▶ **ASSIGNMENT**
Please count the lines below that hold the word "label" and give the count without any other text.

▶ **DATA FOR REVIEW**
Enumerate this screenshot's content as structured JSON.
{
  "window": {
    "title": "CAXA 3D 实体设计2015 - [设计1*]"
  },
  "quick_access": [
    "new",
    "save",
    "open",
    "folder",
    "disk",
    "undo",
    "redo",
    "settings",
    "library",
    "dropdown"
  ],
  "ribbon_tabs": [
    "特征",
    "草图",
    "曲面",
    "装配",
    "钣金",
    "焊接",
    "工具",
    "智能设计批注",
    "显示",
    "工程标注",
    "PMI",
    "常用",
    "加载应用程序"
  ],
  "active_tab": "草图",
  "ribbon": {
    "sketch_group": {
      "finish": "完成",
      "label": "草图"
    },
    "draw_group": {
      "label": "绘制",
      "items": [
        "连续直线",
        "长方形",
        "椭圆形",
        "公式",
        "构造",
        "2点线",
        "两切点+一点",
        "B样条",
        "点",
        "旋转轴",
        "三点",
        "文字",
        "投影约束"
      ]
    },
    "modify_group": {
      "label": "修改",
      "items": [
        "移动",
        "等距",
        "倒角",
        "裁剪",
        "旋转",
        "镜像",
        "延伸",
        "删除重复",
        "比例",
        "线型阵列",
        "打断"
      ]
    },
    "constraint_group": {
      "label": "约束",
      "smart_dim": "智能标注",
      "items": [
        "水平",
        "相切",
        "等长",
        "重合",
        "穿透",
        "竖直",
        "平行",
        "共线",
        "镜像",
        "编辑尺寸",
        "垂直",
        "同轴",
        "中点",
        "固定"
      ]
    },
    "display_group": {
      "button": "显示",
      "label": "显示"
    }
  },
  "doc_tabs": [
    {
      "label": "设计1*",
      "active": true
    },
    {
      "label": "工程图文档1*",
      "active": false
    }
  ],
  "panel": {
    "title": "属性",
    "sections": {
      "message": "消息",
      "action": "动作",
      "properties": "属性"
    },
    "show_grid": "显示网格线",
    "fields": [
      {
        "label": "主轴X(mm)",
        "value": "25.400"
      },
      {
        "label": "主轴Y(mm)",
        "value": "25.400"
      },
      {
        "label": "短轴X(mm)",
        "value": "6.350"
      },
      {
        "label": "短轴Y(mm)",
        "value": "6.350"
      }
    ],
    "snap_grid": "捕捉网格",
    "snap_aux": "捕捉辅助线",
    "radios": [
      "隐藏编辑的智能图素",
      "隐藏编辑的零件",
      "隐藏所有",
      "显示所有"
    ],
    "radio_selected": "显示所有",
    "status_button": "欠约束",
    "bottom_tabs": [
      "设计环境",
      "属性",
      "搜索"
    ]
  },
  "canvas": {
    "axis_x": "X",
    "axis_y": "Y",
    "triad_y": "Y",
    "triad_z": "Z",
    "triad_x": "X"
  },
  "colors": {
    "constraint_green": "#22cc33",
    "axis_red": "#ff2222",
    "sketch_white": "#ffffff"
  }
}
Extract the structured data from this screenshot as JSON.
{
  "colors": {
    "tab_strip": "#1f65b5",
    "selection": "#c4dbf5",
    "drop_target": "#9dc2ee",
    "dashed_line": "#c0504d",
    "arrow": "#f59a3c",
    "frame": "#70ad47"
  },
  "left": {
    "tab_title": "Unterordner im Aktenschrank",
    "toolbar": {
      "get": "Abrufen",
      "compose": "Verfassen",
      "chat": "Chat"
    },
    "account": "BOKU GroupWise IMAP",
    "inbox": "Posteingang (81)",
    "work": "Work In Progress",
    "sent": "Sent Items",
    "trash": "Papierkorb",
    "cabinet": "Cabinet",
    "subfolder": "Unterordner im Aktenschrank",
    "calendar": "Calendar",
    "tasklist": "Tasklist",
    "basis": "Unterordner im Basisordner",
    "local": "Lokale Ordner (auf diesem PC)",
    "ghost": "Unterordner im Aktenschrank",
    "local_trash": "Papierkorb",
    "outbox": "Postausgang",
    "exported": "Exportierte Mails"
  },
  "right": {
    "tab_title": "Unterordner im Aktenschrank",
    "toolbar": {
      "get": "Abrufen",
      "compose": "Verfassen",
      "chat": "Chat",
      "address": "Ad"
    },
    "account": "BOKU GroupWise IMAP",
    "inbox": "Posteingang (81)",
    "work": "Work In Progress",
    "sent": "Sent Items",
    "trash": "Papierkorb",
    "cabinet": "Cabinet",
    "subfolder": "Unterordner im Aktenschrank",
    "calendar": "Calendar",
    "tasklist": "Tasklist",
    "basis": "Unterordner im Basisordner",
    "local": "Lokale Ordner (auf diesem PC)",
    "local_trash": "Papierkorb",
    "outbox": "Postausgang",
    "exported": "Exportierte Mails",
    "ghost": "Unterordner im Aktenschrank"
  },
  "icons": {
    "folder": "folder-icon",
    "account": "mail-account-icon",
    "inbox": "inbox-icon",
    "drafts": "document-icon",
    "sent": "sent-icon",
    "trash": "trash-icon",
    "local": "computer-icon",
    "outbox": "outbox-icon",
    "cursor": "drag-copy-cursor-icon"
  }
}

▶ **EXERCISE OUTPUT**
11